Allah will raise up to (suitable) ranks (and degrees) those of you who believe and who have been granted knowledge. [Quran 58:11]
While I cannot comment on the faith of anyone, I can understand that Allah has raised the West and the Far East to great heights and honor purely because of their commitment to freedom of thought and knowledge. The best universities and the most productive work in knowledge accumulation is taking place in the West and the Far East. Actually everywhere except in the Muslim World.
Social scientists must not only be consulted but also encouraged to research, speak and write freely on the most important and pressing issues such as external and internal security, geopolitics, globalization, inter-faith politics, economics, social and public policy and short and long term planning. Other issues that they can enrich are normative discussions based on empirical experience of institutions and polities that are best suited for our times. Social sciences are now very diverse, very complex and very advanced. They deal with issues all across the board and their findings impact policy at all levels.
The Ummah today does not need Ulema who are incapable of knowing the world we live in, but rather social scientist that are also familiar with the maqasid al Shariah — the divine way – to help develop and govern our societies efficiently and effectively.
Islamic sciences that were developed – remember they were developed by human beings not revealed by God – were quite advanced for their time and help vitalize the Islamic world and make it a dominant and thriving civilization. However they have enjoyed little development in over a thousand years. In Islamic Madrassahs syllabi have not been revised in over 200 years! All good social scientists revise their curriculum every time they teach their courses. While Islamic sciences have languished, social sciences have advanced. While the former remains a dead tradition the latter is alive and growing.
Social sciences have also added Islamic studies to their realm and have developed a more nuanced, more sophisticated and even empowering vision of Islam by critiquing and building upon traditional Islamic sciences. Today it is easy to find Muslim social and humanities scholars who are also trained in traditions methods, who now empowered by new epistemologies and are doing wonderful research that if the Ummah were to embrace would resuscitate the community.
Today the knowledge to revive and develop the Islamic Ummah is available. It is time the community recognizes that the for centuries we have failed to become leaders of humanity and fulfill our mandate as Allah’s vicegerents on earth (Quran 2:30) is because we have surrendered our vision, our faith and our reason to deadwood. Power is a function of knowledge.
Say: Are those equal, those who know and those who do not know? [Quran 39:9]
The Ummah is powerless because those who they consider as knowledgeable have failed for over 500 years to provide us with an empowering vision.
American Muslims now live in times where the basic objectives and even values of the community are questioned. It is time American Muslim social scientists stepped up to the plate and addressed some of these issues. The community needs new vision and new direction.
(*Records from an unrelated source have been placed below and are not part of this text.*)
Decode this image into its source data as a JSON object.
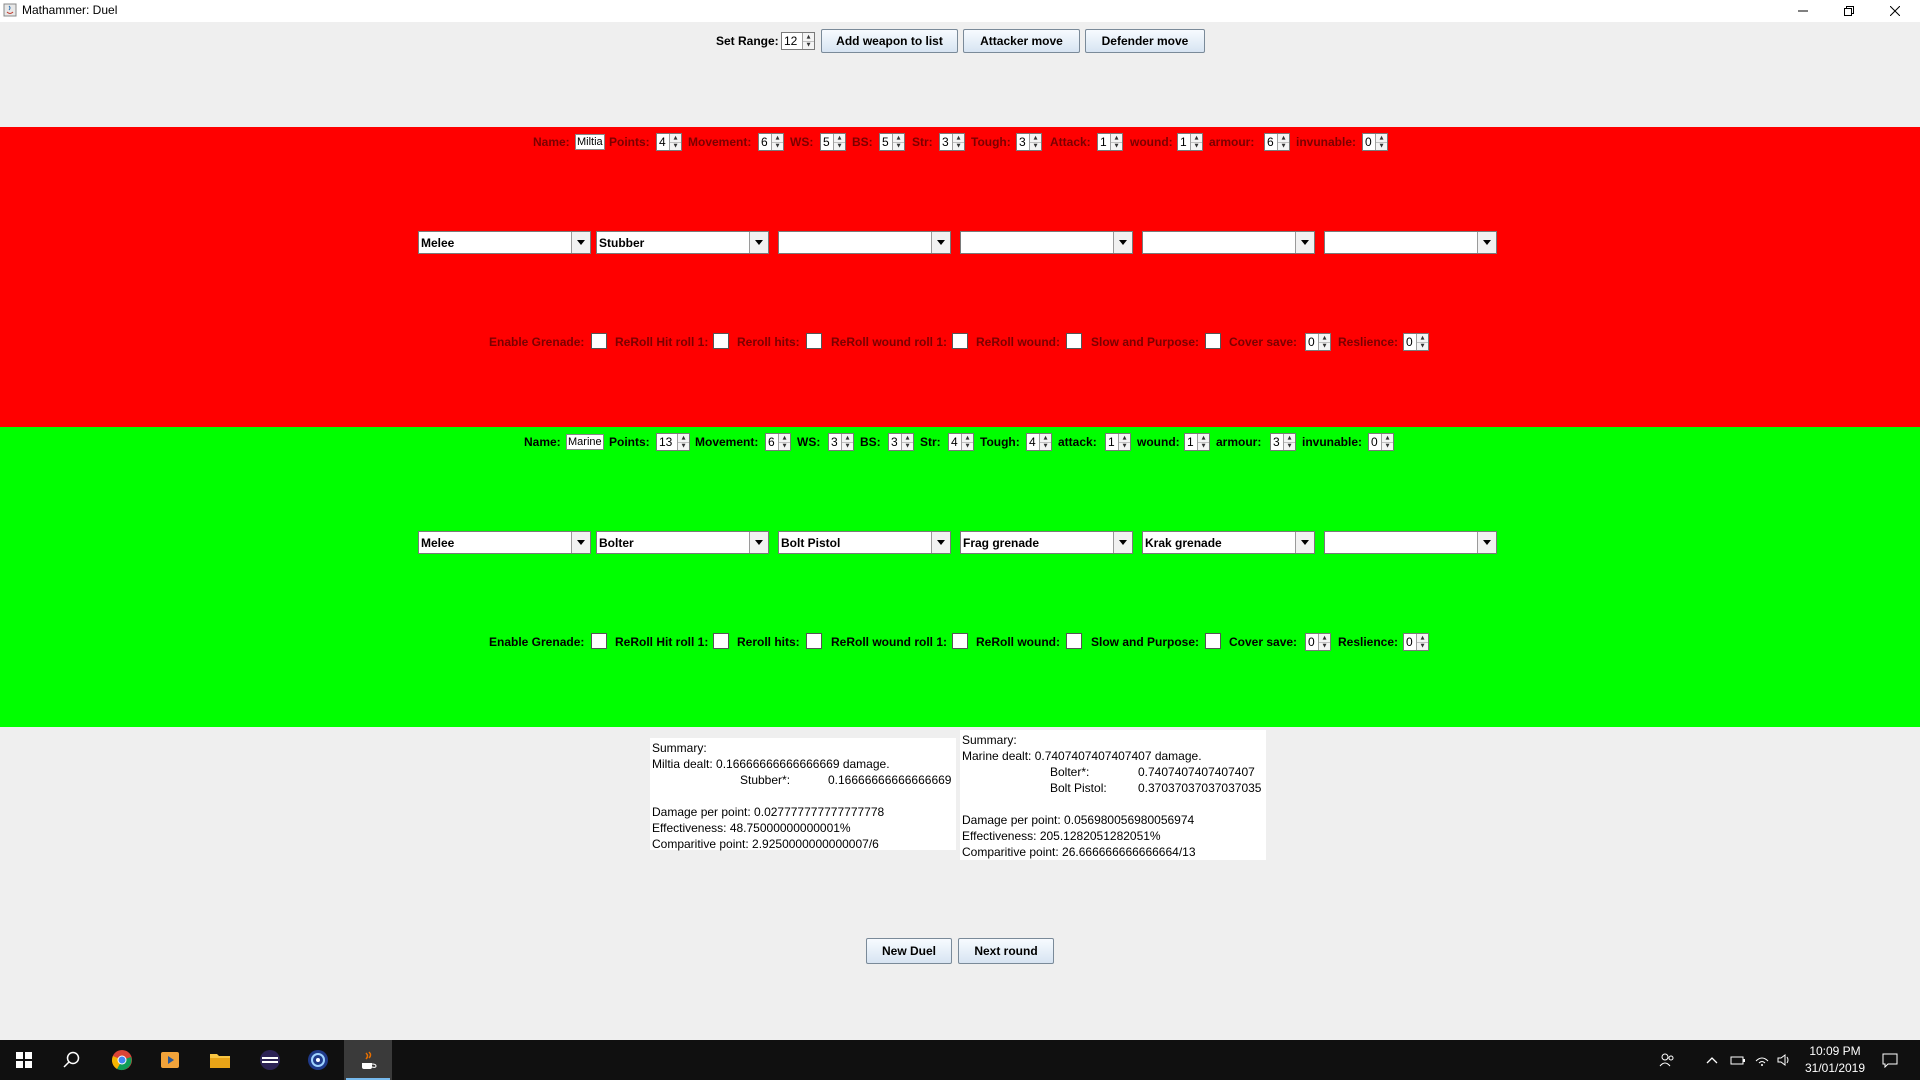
{
  "window": {
    "title": "Mathammer: Duel"
  },
  "toolbar": {
    "range_label": "Set Range:",
    "range_value": "12",
    "add_weapon_label": "Add weapon to list",
    "attacker_move_label": "Attacker move",
    "defender_move_label": "Defender move"
  },
  "attacker": {
    "color": "#ff0000",
    "stats": {
      "name_label": "Name:",
      "name": "Miltia",
      "points_label": "Points:",
      "points": "4",
      "movement_label": "Movement:",
      "movement": "6",
      "ws_label": "WS:",
      "ws": "5",
      "bs_label": "BS:",
      "bs": "5",
      "str_label": "Str:",
      "str": "3",
      "tough_label": "Tough:",
      "tough": "3",
      "attack_label": "Attack:",
      "attack": "1",
      "wound_label": "wound:",
      "wound": "1",
      "armour_label": "armour:",
      "armour": "6",
      "invunable_label": "invunable:",
      "invunable": "0"
    },
    "weapons": [
      "Melee",
      "Stubber",
      "",
      "",
      "",
      ""
    ],
    "options": {
      "enable_grenade_label": "Enable Grenade:",
      "reroll_hit_1_label": "ReRoll Hit roll 1:",
      "reroll_hits_label": "Reroll hits:",
      "reroll_wound_1_label": "ReRoll wound roll 1:",
      "reroll_wound_label": "ReRoll wound:",
      "slow_purpose_label": "Slow and Purpose:",
      "cover_save_label": "Cover save:",
      "cover_save": "0",
      "reslience_label": "Reslience:",
      "reslience": "0"
    }
  },
  "defender": {
    "color": "#00ff00",
    "stats": {
      "name_label": "Name:",
      "name": "Marine",
      "points_label": "Points:",
      "points": "13",
      "movement_label": "Movement:",
      "movement": "6",
      "ws_label": "WS:",
      "ws": "3",
      "bs_label": "BS:",
      "bs": "3",
      "str_label": "Str:",
      "str": "4",
      "tough_label": "Tough:",
      "tough": "4",
      "attack_label": "attack:",
      "attack": "1",
      "wound_label": "wound:",
      "wound": "1",
      "armour_label": "armour:",
      "armour": "3",
      "invunable_label": "invunable:",
      "invunable": "0"
    },
    "weapons": [
      "Melee",
      "Bolter",
      "Bolt Pistol",
      "Frag grenade",
      "Krak grenade",
      ""
    ],
    "options": {
      "enable_grenade_label": "Enable Grenade:",
      "reroll_hit_1_label": "ReRoll Hit roll 1:",
      "reroll_hits_label": "Reroll hits:",
      "reroll_wound_1_label": "ReRoll wound roll 1:",
      "reroll_wound_label": "ReRoll wound:",
      "slow_purpose_label": "Slow and Purpose:",
      "cover_save_label": "Cover save:",
      "cover_save": "0",
      "reslience_label": "Reslience:",
      "reslience": "0"
    }
  },
  "summary_left": {
    "heading": "Summary:",
    "dealt": "Miltia dealt: 0.16666666666666669 damage.",
    "weapon_name": "Stubber*:",
    "weapon_value": "0.16666666666666669",
    "damage_per_point": "Damage per point: 0.027777777777777778",
    "effectiveness": "Effectiveness: 48.75000000000001%",
    "comparitive": "Comparitive point: 2.9250000000000007/6"
  },
  "summary_right": {
    "heading": "Summary:",
    "dealt": "Marine dealt: 0.7407407407407407 damage.",
    "weapon1_name": "Bolter*:",
    "weapon1_value": "0.7407407407407407",
    "weapon2_name": "Bolt Pistol:",
    "weapon2_value": "0.37037037037037035",
    "damage_per_point": "Damage per point: 0.056980056980056974",
    "effectiveness": "Effectiveness: 205.1282051282051%",
    "comparitive": "Comparitive point: 26.666666666666664/13"
  },
  "actions": {
    "new_duel_label": "New Duel",
    "next_round_label": "Next round"
  },
  "taskbar": {
    "time": "10:09 PM",
    "date": "31/01/2019"
  }
}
In academic journals and conferences Muslim social scientists have provided sophisticated analysis of our condition and also enlightening pathways for a better and more secure future for all. It is now up to the community leaders to connect the output of these scholars with the direction of the community.
Scholars by nature are isolationists. They need seclusion to think, research and write. It is not fair to expect them to come forward, some do like yours truly, but the community must also seek them and seek their guidance.
The future belongs to those who have thought the deepest about it.